### WHAT TO WORK ON
Copy the listing below exactly. Pictures stay out of it.

···

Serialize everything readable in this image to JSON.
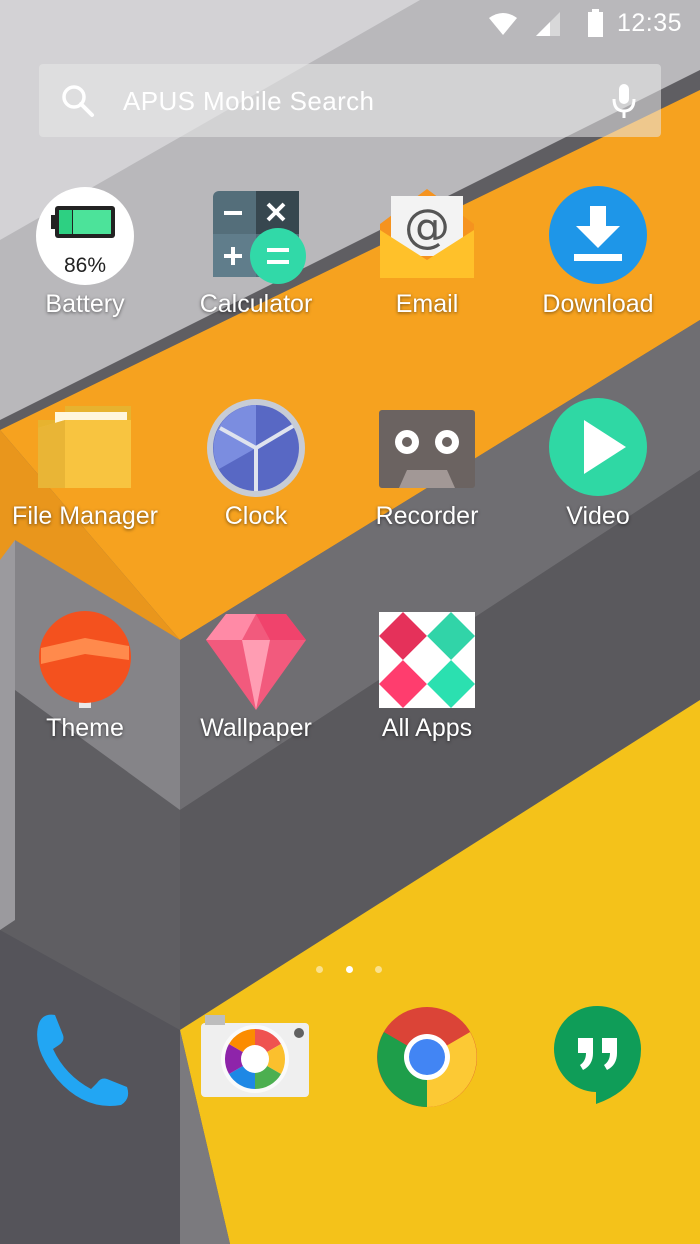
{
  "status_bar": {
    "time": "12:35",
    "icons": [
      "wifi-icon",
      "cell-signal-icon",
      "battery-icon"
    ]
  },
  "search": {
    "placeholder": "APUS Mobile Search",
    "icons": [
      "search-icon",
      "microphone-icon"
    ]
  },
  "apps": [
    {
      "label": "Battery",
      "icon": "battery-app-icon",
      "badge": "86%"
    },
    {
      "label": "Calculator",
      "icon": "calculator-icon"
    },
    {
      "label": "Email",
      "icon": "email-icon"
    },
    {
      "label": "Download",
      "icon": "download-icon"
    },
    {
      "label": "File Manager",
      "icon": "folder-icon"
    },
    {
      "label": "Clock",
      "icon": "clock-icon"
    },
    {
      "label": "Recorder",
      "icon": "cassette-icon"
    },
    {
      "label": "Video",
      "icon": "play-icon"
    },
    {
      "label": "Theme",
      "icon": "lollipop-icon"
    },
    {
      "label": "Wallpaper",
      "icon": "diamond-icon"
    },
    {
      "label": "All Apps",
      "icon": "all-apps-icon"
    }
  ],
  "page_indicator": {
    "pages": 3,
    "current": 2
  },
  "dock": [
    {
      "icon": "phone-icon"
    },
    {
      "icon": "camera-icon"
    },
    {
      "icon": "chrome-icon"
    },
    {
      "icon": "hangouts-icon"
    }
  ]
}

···

### ANSWER BELOW
Serialize everything readable in this image to JSON.
{
  "status_bar": {
    "time": "12:35",
    "icons": [
      "wifi-icon",
      "cell-signal-icon",
      "battery-icon"
    ]
  },
  "search": {
    "placeholder": "APUS Mobile Search",
    "icons": [
      "search-icon",
      "microphone-icon"
    ]
  },
  "apps": [
    {
      "label": "Battery",
      "icon": "battery-app-icon",
      "badge": "86%"
    },
    {
      "label": "Calculator",
      "icon": "calculator-icon"
    },
    {
      "label": "Email",
      "icon": "email-icon"
    },
    {
      "label": "Download",
      "icon": "download-icon"
    },
    {
      "label": "File Manager",
      "icon": "folder-icon"
    },
    {
      "label": "Clock",
      "icon": "clock-icon"
    },
    {
      "label": "Recorder",
      "icon": "cassette-icon"
    },
    {
      "label": "Video",
      "icon": "play-icon"
    },
    {
      "label": "Theme",
      "icon": "lollipop-icon"
    },
    {
      "label": "Wallpaper",
      "icon": "diamond-icon"
    },
    {
      "label": "All Apps",
      "icon": "all-apps-icon"
    }
  ],
  "page_indicator": {
    "pages": 3,
    "current": 2
  },
  "dock": [
    {
      "icon": "phone-icon"
    },
    {
      "icon": "camera-icon"
    },
    {
      "icon": "chrome-icon"
    },
    {
      "icon": "hangouts-icon"
    }
  ]
}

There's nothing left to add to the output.